TASK PROMPT: What is needed is an exact copy of the data below, pictures excluded.

Entries from a dataset of interfaces
========

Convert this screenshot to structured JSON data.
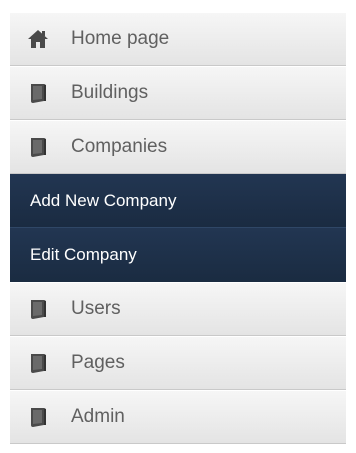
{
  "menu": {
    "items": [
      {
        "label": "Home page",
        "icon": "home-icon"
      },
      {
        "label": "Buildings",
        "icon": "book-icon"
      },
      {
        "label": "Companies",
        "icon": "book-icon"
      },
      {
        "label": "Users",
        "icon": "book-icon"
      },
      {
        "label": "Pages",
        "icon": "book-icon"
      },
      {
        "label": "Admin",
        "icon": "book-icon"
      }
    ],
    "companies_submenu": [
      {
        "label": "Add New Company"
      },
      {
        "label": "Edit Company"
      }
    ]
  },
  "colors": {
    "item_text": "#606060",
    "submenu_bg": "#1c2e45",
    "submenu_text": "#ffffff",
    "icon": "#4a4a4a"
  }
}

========

EXPECTED OUTPUT:
Convert this screenshot to structured JSON data.
{
  "menu": {
    "items": [
      {
        "label": "Home page",
        "icon": "home-icon"
      },
      {
        "label": "Buildings",
        "icon": "book-icon"
      },
      {
        "label": "Companies",
        "icon": "book-icon"
      },
      {
        "label": "Users",
        "icon": "book-icon"
      },
      {
        "label": "Pages",
        "icon": "book-icon"
      },
      {
        "label": "Admin",
        "icon": "book-icon"
      }
    ],
    "companies_submenu": [
      {
        "label": "Add New Company"
      },
      {
        "label": "Edit Company"
      }
    ]
  },
  "colors": {
    "item_text": "#606060",
    "submenu_bg": "#1c2e45",
    "submenu_text": "#ffffff",
    "icon": "#4a4a4a"
  }
}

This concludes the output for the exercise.